** Opening INFORMATION GIVEN block **

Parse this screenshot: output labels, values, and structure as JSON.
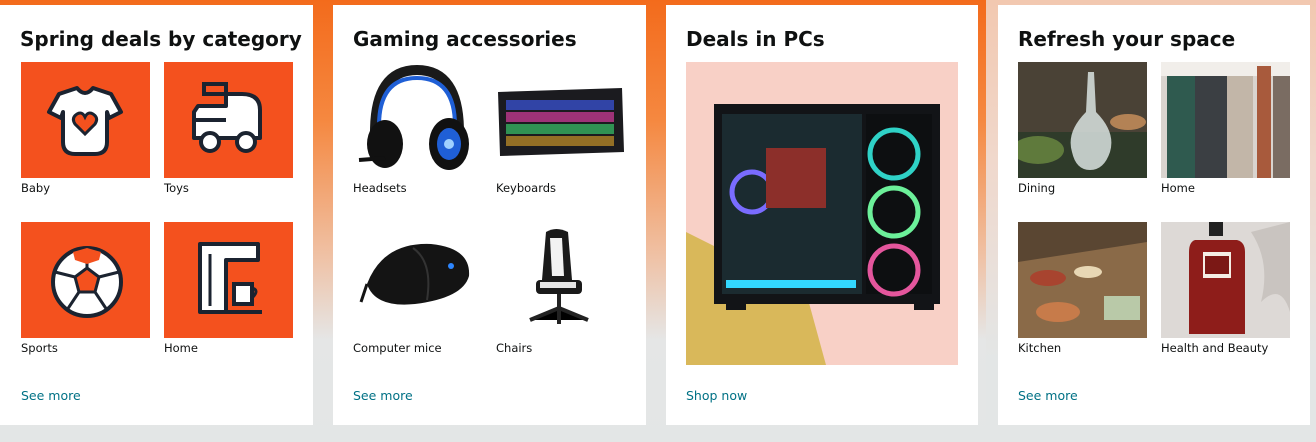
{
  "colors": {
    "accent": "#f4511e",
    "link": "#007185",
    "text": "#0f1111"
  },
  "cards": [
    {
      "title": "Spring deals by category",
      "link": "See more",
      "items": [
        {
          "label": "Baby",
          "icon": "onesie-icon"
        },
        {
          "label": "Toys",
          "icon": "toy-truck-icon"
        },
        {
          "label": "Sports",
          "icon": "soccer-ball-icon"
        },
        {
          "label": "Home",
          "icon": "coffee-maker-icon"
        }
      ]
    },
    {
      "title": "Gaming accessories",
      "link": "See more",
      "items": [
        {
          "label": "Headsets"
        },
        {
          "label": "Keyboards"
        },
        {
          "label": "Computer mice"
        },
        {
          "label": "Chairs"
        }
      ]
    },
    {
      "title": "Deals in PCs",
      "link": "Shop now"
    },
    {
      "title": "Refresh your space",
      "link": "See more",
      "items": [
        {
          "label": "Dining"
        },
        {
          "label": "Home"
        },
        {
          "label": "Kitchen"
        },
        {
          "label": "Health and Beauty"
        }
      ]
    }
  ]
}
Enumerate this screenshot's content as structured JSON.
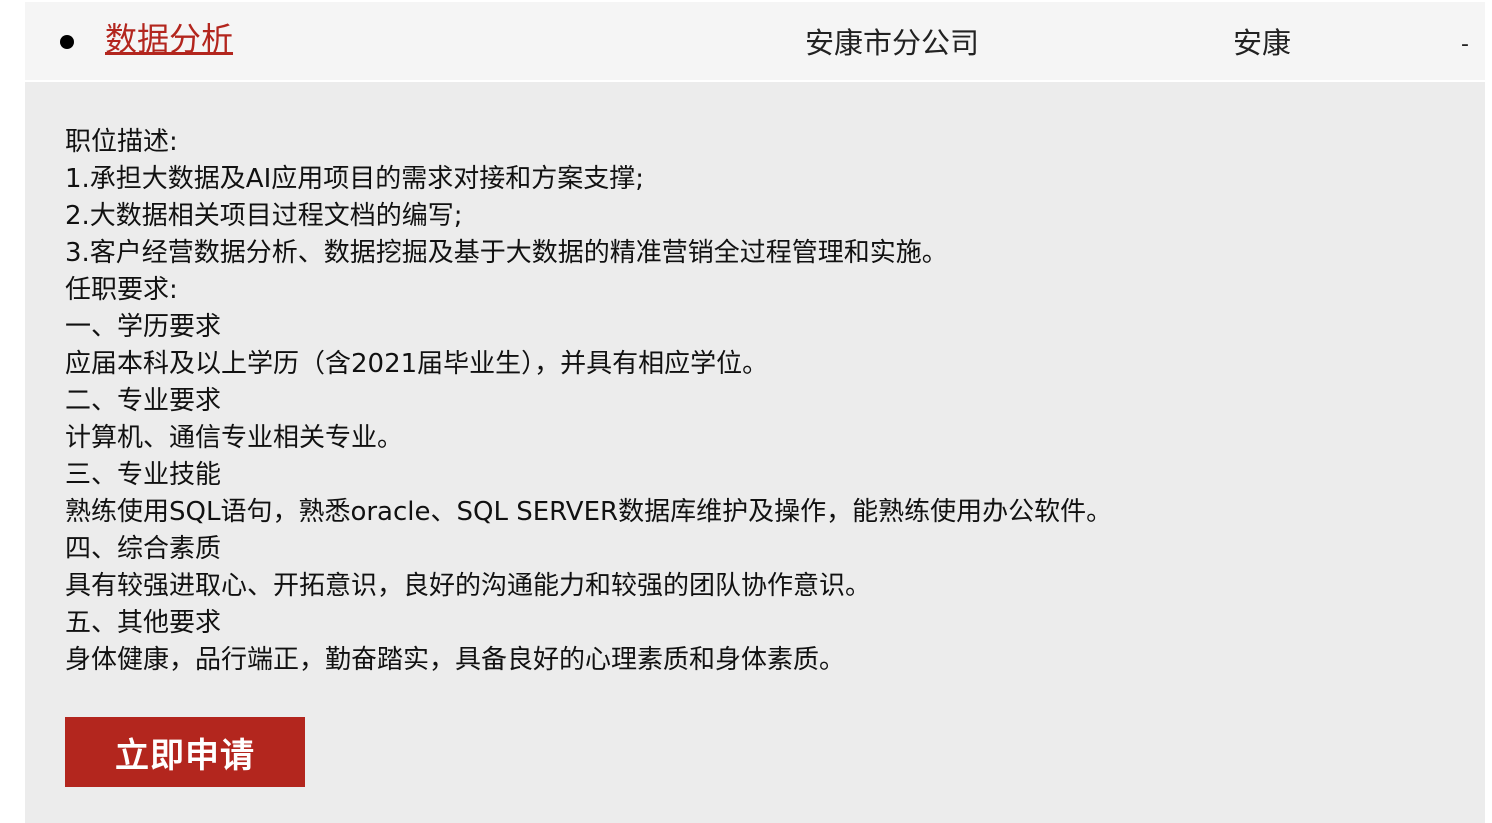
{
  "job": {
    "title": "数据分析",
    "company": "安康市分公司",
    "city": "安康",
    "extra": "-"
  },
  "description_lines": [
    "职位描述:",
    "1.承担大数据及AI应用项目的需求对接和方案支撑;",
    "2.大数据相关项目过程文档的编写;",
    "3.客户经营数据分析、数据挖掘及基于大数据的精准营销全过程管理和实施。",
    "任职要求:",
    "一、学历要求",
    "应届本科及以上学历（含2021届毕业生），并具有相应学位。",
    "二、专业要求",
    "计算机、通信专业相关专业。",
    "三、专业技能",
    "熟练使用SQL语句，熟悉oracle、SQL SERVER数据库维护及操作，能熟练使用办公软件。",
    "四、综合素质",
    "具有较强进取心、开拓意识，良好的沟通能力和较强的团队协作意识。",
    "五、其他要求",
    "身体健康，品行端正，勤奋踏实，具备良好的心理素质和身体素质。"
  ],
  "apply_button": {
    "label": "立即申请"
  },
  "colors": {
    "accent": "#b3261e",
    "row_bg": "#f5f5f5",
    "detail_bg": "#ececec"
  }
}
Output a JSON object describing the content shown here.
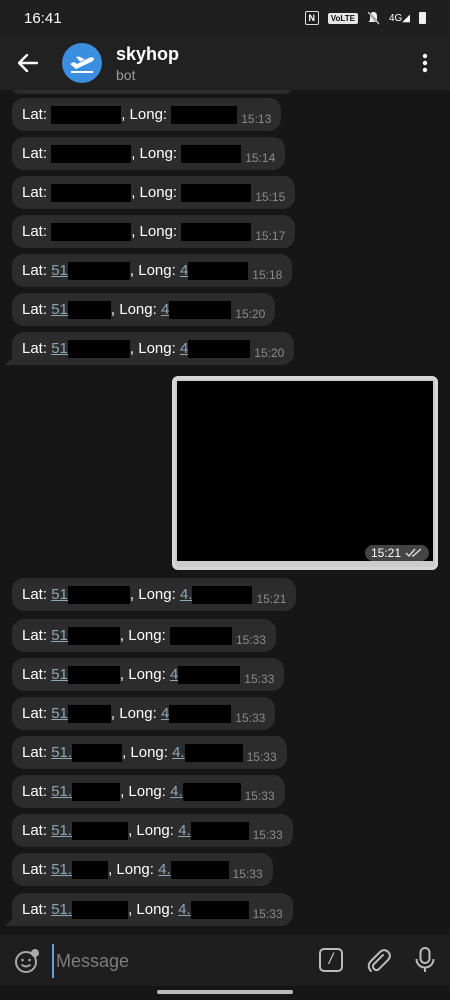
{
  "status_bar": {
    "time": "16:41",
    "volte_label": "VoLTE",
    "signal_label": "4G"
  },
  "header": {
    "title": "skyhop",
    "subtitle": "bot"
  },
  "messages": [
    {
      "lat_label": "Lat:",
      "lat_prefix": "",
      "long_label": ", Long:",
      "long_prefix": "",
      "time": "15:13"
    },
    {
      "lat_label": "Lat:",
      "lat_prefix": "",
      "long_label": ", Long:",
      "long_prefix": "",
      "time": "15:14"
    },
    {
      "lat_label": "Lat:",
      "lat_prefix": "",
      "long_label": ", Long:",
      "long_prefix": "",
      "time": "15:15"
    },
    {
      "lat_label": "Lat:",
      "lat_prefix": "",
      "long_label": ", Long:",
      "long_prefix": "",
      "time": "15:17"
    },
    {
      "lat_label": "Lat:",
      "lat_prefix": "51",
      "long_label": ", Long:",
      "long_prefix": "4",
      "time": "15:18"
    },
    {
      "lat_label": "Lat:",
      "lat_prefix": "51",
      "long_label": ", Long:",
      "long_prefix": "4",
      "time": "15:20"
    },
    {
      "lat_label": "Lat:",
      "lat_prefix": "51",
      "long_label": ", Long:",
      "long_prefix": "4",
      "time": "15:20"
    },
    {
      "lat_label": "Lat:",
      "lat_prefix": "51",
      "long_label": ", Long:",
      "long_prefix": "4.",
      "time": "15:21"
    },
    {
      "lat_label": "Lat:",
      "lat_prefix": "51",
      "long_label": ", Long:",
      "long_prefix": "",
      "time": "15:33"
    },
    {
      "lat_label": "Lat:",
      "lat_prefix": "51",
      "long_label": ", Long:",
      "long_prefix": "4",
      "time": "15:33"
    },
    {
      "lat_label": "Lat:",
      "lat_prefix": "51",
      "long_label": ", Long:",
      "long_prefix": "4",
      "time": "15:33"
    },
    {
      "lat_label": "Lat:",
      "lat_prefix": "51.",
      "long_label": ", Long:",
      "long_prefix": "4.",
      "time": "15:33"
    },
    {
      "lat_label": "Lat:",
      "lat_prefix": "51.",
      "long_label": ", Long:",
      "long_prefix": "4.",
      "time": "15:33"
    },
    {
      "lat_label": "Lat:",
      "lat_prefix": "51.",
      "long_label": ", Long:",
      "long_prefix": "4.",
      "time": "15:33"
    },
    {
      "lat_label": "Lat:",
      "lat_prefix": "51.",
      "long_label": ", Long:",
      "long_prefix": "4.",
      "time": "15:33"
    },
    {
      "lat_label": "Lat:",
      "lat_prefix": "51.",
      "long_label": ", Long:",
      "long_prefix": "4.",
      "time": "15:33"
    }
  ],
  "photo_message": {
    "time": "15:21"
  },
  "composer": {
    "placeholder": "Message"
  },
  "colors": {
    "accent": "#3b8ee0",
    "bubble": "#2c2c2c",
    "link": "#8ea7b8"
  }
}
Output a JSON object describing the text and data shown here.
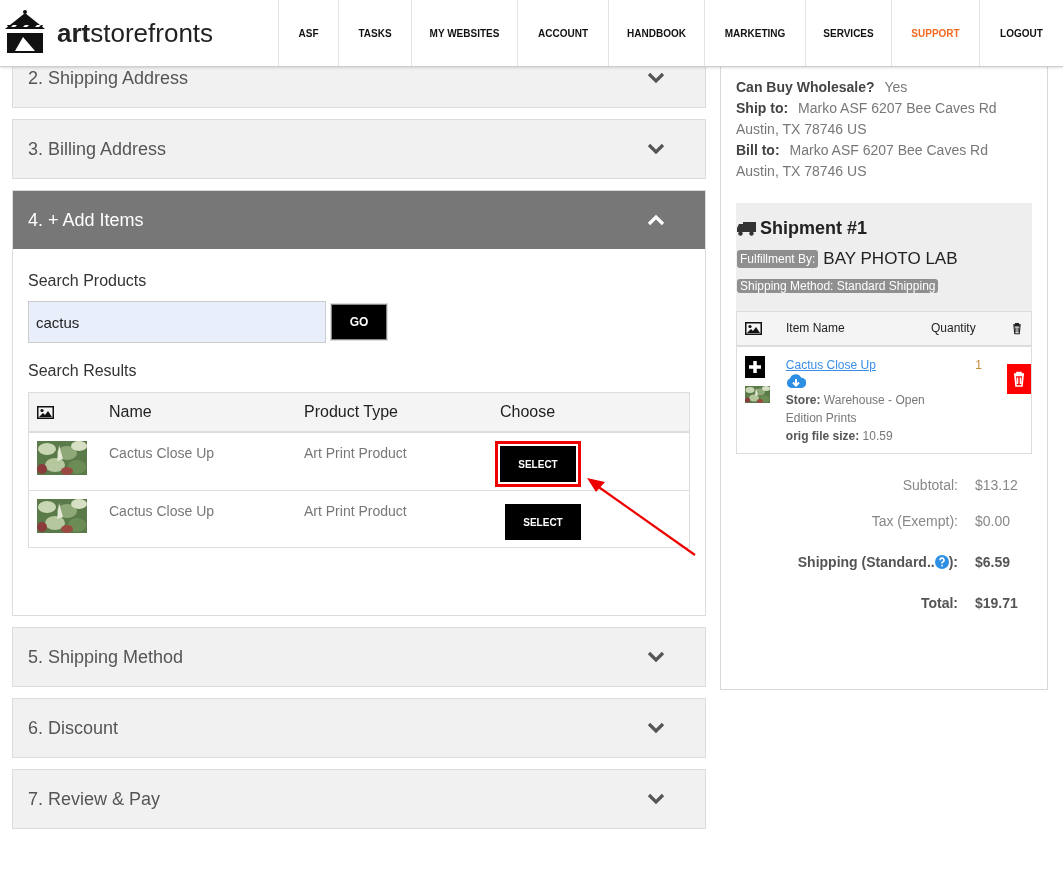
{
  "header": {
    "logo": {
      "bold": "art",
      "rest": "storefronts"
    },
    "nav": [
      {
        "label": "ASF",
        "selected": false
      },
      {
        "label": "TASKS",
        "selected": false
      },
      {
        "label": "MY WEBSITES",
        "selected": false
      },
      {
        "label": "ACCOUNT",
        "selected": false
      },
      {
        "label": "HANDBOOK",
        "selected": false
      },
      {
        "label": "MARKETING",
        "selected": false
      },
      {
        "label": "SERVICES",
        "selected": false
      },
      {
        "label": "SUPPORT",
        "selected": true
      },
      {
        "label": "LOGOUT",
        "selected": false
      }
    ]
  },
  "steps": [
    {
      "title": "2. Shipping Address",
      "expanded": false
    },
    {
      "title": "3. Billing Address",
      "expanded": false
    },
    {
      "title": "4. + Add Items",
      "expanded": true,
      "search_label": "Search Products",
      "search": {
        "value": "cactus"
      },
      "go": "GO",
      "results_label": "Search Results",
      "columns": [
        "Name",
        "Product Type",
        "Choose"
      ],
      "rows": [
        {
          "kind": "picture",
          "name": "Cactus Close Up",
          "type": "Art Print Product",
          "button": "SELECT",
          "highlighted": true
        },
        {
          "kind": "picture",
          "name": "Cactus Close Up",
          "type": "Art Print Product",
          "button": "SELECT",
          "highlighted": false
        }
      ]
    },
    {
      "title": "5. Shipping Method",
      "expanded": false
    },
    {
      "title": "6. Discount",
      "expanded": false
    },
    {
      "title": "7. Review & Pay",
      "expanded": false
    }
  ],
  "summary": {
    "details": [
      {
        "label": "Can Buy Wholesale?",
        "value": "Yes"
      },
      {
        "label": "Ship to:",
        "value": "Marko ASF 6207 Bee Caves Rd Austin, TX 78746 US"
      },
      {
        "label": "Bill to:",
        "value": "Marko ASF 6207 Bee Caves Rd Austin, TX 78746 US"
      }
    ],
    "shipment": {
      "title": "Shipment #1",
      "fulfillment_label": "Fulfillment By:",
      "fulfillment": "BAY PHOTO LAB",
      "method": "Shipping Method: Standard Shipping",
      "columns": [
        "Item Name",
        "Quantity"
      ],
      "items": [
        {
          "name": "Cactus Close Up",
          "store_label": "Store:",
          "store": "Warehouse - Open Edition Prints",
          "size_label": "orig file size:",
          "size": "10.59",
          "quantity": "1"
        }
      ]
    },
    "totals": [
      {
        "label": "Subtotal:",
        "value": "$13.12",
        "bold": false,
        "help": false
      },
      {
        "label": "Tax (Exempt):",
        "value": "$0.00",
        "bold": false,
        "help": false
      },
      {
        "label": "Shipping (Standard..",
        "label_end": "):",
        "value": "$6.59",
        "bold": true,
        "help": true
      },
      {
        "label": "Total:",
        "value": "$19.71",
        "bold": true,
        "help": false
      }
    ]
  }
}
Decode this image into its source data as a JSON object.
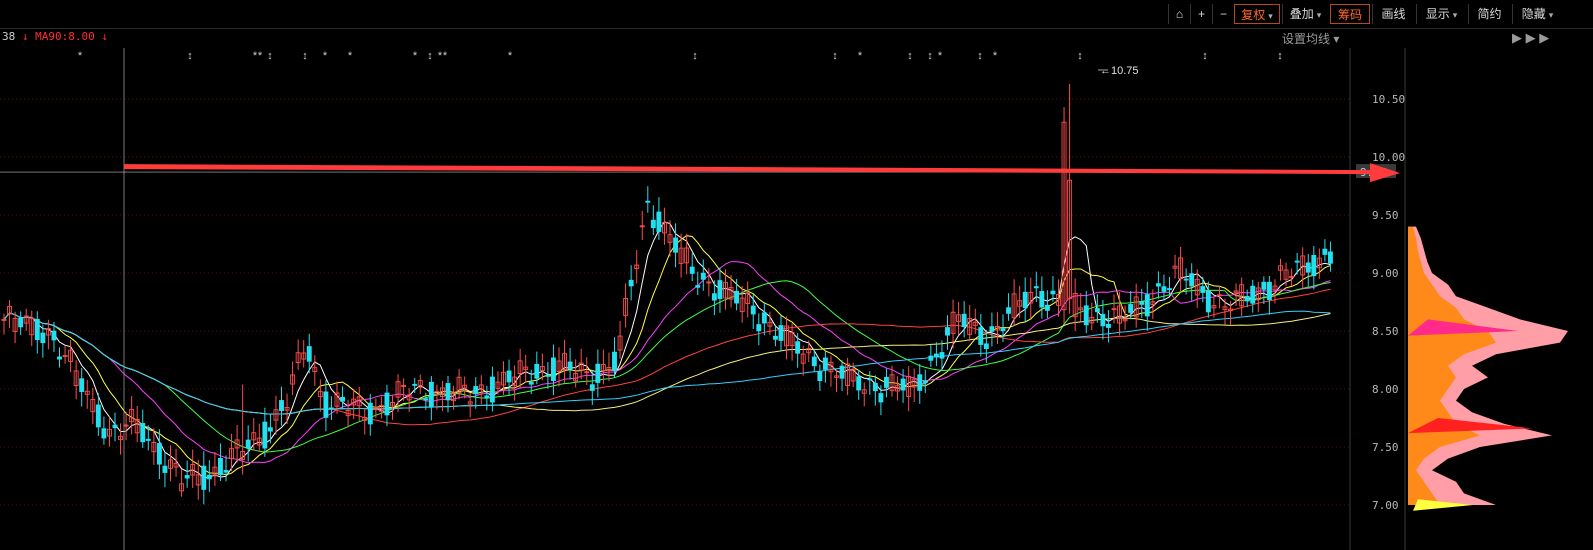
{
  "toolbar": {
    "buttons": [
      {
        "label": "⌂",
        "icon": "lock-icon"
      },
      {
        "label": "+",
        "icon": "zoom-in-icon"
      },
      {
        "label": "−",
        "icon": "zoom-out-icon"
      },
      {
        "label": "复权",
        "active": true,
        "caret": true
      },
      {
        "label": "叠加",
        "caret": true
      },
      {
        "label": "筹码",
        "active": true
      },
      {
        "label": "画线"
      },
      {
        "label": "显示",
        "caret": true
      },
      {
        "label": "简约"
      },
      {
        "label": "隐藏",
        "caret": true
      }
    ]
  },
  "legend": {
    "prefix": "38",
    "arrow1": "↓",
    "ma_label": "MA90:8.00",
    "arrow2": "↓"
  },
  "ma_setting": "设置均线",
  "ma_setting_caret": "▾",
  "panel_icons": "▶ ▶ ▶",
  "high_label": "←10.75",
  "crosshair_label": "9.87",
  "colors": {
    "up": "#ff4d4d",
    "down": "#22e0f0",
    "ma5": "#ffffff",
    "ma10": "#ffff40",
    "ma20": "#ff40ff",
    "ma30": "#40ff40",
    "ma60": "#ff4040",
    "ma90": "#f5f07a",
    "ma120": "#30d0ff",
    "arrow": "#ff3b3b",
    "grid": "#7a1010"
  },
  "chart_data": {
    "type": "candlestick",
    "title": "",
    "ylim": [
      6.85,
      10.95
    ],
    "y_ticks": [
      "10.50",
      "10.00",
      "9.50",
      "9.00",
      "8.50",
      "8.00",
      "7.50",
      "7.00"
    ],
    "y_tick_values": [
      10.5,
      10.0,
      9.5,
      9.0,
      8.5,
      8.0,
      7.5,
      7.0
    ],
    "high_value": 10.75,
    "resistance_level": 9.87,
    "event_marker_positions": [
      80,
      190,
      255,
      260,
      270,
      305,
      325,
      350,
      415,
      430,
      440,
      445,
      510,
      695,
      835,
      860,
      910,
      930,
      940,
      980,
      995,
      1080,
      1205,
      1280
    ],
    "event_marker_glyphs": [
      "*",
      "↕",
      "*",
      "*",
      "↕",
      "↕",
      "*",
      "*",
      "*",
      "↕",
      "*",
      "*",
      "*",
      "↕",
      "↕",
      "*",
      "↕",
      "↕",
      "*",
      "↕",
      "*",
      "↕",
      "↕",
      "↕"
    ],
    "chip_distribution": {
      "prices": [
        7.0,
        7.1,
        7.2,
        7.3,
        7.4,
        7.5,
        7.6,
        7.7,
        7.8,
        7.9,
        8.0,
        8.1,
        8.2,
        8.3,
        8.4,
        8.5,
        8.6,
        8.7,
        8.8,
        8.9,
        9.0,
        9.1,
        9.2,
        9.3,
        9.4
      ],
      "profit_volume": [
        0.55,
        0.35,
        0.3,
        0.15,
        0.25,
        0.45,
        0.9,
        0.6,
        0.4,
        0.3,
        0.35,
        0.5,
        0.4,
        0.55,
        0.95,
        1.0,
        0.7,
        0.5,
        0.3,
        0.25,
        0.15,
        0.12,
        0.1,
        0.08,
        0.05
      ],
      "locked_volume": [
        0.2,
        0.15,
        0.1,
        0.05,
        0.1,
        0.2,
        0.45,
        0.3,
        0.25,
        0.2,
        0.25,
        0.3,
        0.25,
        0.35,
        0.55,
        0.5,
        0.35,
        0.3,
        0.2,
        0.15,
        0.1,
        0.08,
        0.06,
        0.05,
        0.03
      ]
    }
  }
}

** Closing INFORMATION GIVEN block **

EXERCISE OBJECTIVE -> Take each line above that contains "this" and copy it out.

EXERCISE RESULT ->
Parse this screenshot: output labels, values, and structure as JSON.
Enumerate this screenshot's content as structured JSON.
Decode this image into its source data as a JSON object.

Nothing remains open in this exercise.